About 40% of Malaysia’s area is on the Southeast Asian peninsula and stretches across a modern industrialized world, where high-rise buildings with glass facades rise above small spice shops. The remaining 60% are more rural and much less developed, located on an island divided by Borneo and Brunei, 650 kilometers across the South China Sea. Both parts are covered by equatorial rainforest.
The Malaysians thus represent a broad collage of cultures. Indigenous Malays share citizenship with ethnic Chinese and Indians, and although the state religion is Islam, Buddhist shrines and Hindu temples are as common as mosques.
Despite the cultural differences, Malaysia boasts very little tension between the different ethnic groups. Each culture retains its own culture, but also likes to share its place in Malaysian society with the others. Guests from other communities are welcomed with warmth and hospitality.

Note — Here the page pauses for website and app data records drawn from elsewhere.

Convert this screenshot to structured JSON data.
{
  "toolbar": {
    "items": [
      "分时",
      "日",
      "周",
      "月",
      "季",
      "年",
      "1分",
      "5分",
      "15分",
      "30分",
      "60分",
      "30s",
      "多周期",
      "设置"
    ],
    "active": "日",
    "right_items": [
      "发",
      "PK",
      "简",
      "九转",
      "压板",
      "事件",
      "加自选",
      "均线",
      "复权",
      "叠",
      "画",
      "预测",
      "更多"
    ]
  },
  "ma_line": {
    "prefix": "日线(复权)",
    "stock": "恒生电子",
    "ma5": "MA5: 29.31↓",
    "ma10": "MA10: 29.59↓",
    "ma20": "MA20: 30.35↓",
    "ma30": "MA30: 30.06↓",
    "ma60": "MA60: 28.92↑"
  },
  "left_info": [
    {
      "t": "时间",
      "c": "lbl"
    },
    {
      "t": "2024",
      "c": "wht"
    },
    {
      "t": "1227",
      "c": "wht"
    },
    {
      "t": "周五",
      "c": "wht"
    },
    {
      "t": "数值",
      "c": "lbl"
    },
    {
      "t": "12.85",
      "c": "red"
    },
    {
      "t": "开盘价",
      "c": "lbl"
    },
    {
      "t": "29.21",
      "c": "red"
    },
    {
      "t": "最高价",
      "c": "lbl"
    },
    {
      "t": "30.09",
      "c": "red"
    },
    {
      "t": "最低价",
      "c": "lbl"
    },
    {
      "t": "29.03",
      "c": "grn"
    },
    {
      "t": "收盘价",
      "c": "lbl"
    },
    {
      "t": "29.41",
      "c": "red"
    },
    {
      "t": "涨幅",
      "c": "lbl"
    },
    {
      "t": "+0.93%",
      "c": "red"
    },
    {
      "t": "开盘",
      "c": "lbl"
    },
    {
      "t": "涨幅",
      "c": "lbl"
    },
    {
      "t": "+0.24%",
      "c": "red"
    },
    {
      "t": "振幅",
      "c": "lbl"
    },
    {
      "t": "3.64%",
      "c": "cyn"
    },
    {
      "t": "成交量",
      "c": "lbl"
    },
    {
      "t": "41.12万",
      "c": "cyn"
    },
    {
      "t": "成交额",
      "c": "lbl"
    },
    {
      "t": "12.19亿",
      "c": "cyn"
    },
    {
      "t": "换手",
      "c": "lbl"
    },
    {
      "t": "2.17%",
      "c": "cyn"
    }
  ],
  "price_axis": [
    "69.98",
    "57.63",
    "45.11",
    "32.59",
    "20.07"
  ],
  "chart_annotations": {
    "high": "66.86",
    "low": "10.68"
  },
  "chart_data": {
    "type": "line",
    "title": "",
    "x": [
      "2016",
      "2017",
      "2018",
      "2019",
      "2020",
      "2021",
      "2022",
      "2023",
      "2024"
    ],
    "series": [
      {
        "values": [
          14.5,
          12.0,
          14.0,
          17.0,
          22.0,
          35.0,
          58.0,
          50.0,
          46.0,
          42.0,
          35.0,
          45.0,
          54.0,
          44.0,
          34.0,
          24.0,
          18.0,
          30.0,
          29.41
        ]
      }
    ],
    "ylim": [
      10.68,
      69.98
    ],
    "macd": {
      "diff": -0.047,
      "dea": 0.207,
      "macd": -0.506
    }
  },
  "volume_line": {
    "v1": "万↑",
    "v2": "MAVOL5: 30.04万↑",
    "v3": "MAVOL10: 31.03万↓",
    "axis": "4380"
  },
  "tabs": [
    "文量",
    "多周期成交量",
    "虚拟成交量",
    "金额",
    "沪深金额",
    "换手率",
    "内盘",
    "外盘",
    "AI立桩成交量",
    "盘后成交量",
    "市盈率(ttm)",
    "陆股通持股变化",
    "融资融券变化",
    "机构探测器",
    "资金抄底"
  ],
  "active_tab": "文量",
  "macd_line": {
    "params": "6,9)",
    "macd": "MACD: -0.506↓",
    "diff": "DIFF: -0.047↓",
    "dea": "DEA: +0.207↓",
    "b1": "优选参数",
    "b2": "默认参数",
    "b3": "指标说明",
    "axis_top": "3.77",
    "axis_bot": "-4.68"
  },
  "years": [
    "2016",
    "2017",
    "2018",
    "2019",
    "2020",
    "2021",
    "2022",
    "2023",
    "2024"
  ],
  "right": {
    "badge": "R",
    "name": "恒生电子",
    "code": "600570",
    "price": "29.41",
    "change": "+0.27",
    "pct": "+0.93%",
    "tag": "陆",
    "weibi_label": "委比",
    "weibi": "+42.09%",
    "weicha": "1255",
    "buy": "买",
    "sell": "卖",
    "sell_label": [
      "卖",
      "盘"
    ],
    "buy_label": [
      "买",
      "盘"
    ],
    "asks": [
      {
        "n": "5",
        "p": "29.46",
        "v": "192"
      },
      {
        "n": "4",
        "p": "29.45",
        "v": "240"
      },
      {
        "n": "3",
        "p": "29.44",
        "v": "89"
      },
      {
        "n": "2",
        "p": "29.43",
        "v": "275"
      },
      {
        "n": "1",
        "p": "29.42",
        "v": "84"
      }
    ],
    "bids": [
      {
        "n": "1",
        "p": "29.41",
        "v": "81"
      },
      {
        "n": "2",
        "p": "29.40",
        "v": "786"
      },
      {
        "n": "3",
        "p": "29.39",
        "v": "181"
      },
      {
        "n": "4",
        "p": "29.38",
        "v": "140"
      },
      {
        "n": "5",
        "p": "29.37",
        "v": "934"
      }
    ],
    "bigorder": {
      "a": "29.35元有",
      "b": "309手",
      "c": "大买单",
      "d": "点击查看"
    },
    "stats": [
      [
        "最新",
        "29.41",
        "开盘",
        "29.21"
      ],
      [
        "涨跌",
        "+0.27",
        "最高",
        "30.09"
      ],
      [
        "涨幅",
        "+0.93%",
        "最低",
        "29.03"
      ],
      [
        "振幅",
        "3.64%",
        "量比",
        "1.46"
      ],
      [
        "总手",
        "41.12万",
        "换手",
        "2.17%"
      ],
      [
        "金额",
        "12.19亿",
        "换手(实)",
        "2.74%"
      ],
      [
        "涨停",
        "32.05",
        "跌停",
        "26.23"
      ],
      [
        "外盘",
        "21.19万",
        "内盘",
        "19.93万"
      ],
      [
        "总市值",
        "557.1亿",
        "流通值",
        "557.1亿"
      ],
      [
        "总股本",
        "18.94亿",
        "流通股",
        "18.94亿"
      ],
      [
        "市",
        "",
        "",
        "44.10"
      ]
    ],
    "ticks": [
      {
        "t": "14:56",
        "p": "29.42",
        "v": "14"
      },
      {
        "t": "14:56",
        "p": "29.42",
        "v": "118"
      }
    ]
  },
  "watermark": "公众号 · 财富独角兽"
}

- CAPITAL CITY: Kuala Lumpur
- LANGUAGE: Bahasa Malaysia
- CURRENCY: Ringgit (MYR)
- AREA: 330,803 km2
- POPULATION: 31,120,000 (2016 estimate)
People and community

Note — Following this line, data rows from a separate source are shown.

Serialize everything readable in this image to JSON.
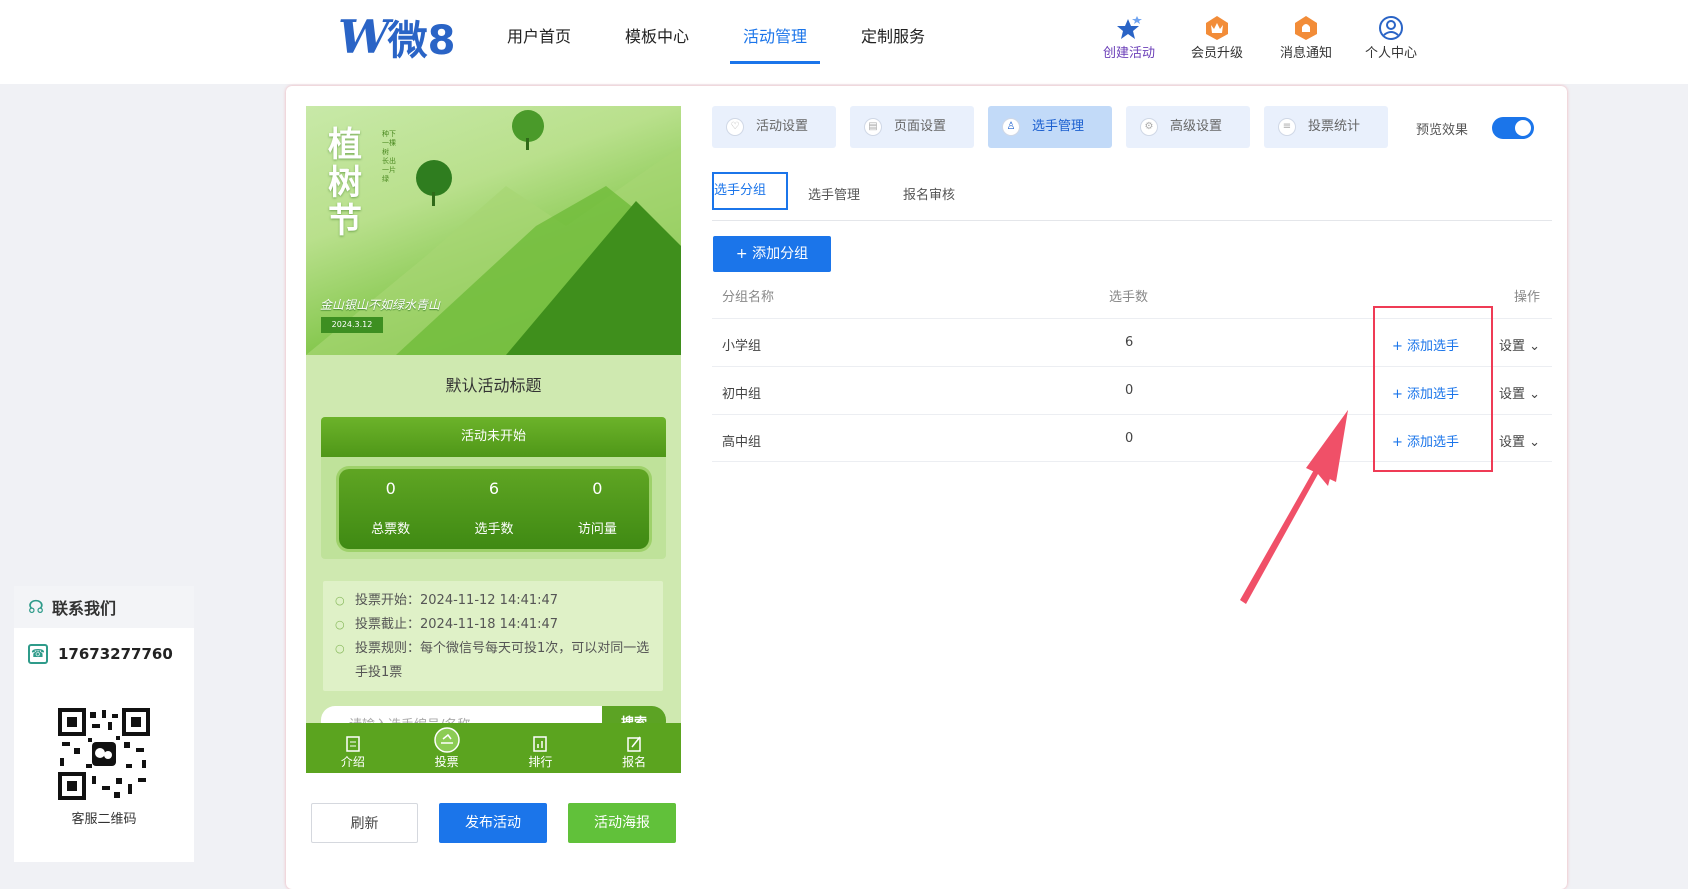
{
  "logo": {
    "text": "微8",
    "mark": "W"
  },
  "nav": [
    {
      "label": "用户首页"
    },
    {
      "label": "模板中心"
    },
    {
      "label": "活动管理"
    },
    {
      "label": "定制服务"
    }
  ],
  "user_nav": [
    {
      "label": "创建活动",
      "icon": "stars-icon"
    },
    {
      "label": "会员升级",
      "icon": "crown-badge-icon"
    },
    {
      "label": "消息通知",
      "icon": "bell-badge-icon"
    },
    {
      "label": "个人中心",
      "icon": "user-circle-icon"
    }
  ],
  "preview": {
    "hero_title": "植树节",
    "hero_vertical": "种下一棵树 长出一片绿",
    "slogan": "金山银山不如绿水青山",
    "date": "2024.3.12",
    "activity_title": "默认活动标题",
    "status": "活动未开始",
    "stats": [
      {
        "value": "0",
        "label": "总票数"
      },
      {
        "value": "6",
        "label": "选手数"
      },
      {
        "value": "0",
        "label": "访问量"
      }
    ],
    "info": [
      "投票开始：2024-11-12 14:41:47",
      "投票截止：2024-11-18 14:41:47",
      "投票规则：每个微信号每天可投1次，可以对同一选手投1票"
    ],
    "search_placeholder": "请输入选手编号/名称",
    "search_btn": "搜索",
    "tabbar": [
      {
        "label": "介绍"
      },
      {
        "label": "投票"
      },
      {
        "label": "排行"
      },
      {
        "label": "报名"
      }
    ]
  },
  "actions": {
    "refresh": "刷新",
    "publish": "发布活动",
    "poster": "活动海报"
  },
  "tabs": [
    {
      "label": "活动设置"
    },
    {
      "label": "页面设置"
    },
    {
      "label": "选手管理"
    },
    {
      "label": "高级设置"
    },
    {
      "label": "投票统计"
    }
  ],
  "preview_toggle": {
    "label": "预览效果",
    "on": true
  },
  "subtabs": [
    {
      "label": "选手分组"
    },
    {
      "label": "选手管理"
    },
    {
      "label": "报名审核"
    }
  ],
  "add_group": "+ 添加分组",
  "table": {
    "headers": [
      "分组名称",
      "选手数",
      "操作"
    ],
    "rows": [
      {
        "name": "小学组",
        "count": "6",
        "add": "+ 添加选手",
        "set": "设置"
      },
      {
        "name": "初中组",
        "count": "0",
        "add": "+ 添加选手",
        "set": "设置"
      },
      {
        "name": "高中组",
        "count": "0",
        "add": "+ 添加选手",
        "set": "设置"
      }
    ]
  },
  "contact": {
    "title": "联系我们",
    "phone": "17673277760",
    "qr_caption": "客服二维码"
  },
  "colors": {
    "accent": "#1b75ea",
    "green": "#5ba41f",
    "highlight": "#ef3b55"
  }
}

Your host family may belong to one of the most important ethnic groups: Malay, Chinese or Indian. No matter what family you are staying with, your host extended family may live under one roof. The elders in the families are highly respected. Parents like to be in charge when the children have to make decisions. You can be located anywhere in Malaysia, but the students live in urban or suburban areas.

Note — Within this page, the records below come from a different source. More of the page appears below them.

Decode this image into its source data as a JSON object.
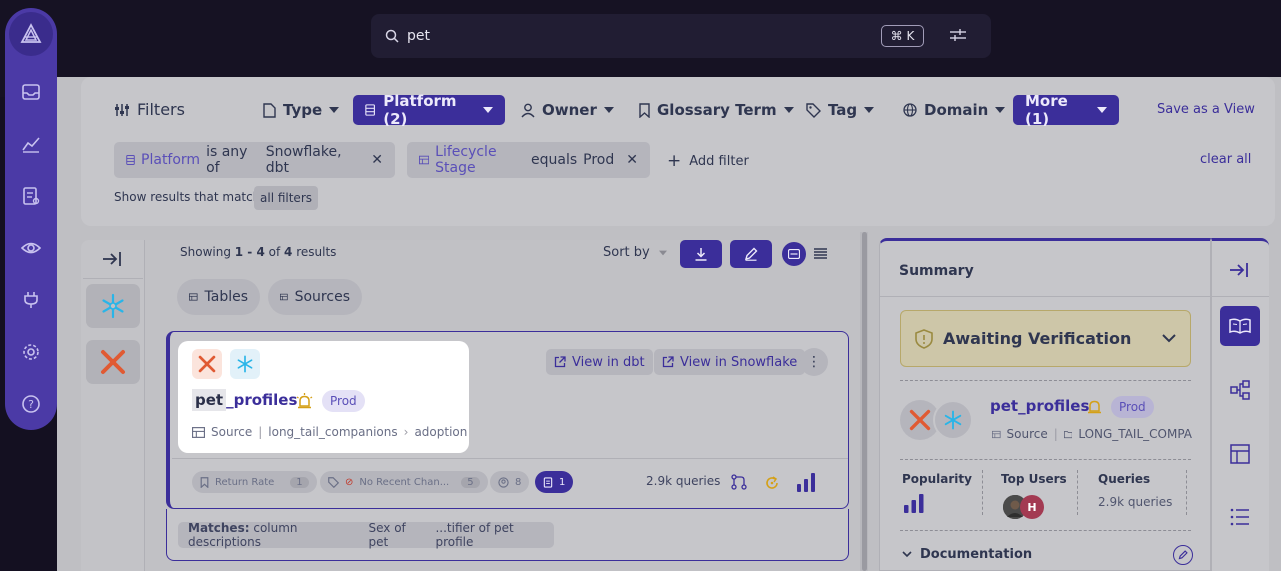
{
  "search": {
    "value": "pet",
    "shortcut": "⌘ K"
  },
  "filters": {
    "title": "Filters",
    "items": [
      {
        "label": "Type"
      },
      {
        "label": "Platform (2)",
        "selected": true
      },
      {
        "label": "Owner"
      },
      {
        "label": "Glossary Term"
      },
      {
        "label": "Tag"
      },
      {
        "label": "Domain"
      },
      {
        "label": "More (1)",
        "selected": true
      }
    ],
    "save_view": "Save as a View",
    "active": [
      {
        "field": "Platform",
        "op": "is any of",
        "value": "Snowflake, dbt"
      },
      {
        "field": "Lifecycle Stage",
        "op": "equals",
        "value": "Prod"
      }
    ],
    "add_filter": "Add filter",
    "clear_all": "clear all",
    "match_prefix": "Show results that match",
    "match_mode": "all filters"
  },
  "results": {
    "showing_prefix": "Showing",
    "range": "1 - 4",
    "of": "of",
    "total": "4",
    "suffix": "results",
    "sort_label": "Sort by",
    "tabs": [
      "Tables",
      "Sources"
    ]
  },
  "card": {
    "name_highlight": "pet",
    "name_rest": "_profiles",
    "badge": "Prod",
    "subtype": "Source",
    "path1": "long_tail_companions",
    "path2": "adoption",
    "view_dbt": "View in dbt",
    "view_snowflake": "View in Snowflake",
    "chip1": "Return Rate",
    "chip1_count": "1",
    "chip2": "No Recent Chan...",
    "chip2_count": "5",
    "chip3_count": "8",
    "chip4_count": "1",
    "queries": "2.9k queries",
    "matches_label": "Matches:",
    "match1": "column descriptions",
    "match2": "Sex of pet",
    "match3": "...tifier of pet profile"
  },
  "summary": {
    "title": "Summary",
    "verification": "Awaiting Verification",
    "name": "pet_profiles",
    "badge": "Prod",
    "subtype": "Source",
    "container": "LONG_TAIL_COMPA",
    "popularity_label": "Popularity",
    "top_users_label": "Top Users",
    "queries_label": "Queries",
    "queries_value": "2.9k queries",
    "user_initial": "H",
    "documentation": "Documentation"
  },
  "colors": {
    "accent": "#3b2e9a",
    "dbt": "#e05a33",
    "snowflake": "#29b5e8"
  }
}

You will probably have to go to a public school where the school week runs from Monday to Friday from 7:30 to 13:30. In some regions, however, the school week runs from Sunday to Thursday. According to TopSchoolsintheUSA, students wear school uniforms, and while most classes are taught in Bahasa Malaysian, math and science are taught in English. School plays an important role in Malaysian communities – it is more than just formal education. The school is a place where moral values are imprinted. The role of teacher is very important and is considered with the utmost respect.
The official language of Malaysia is Baha’i Balinese, but English is a compulsory second language. If you have a basic knowledge of English, it can prove useful. AFS can provide you with tips and tools for learning the language.
The variety of people means that the Malaysian cuisine is an interesting mix of spicy Malaysian dishes, an endless variety of Chinese dishes, exotic dishes from northern and southern India as well as Portuguese dishes. However, Western cuisine is also easily accessible and there are many international fast food chains. Most dishes in Malaysia contain lots of spices, chili and coconut milk. Fish is made for just about every occasion and cooked in many different ways. You should eat with your right hand and keep left under the table.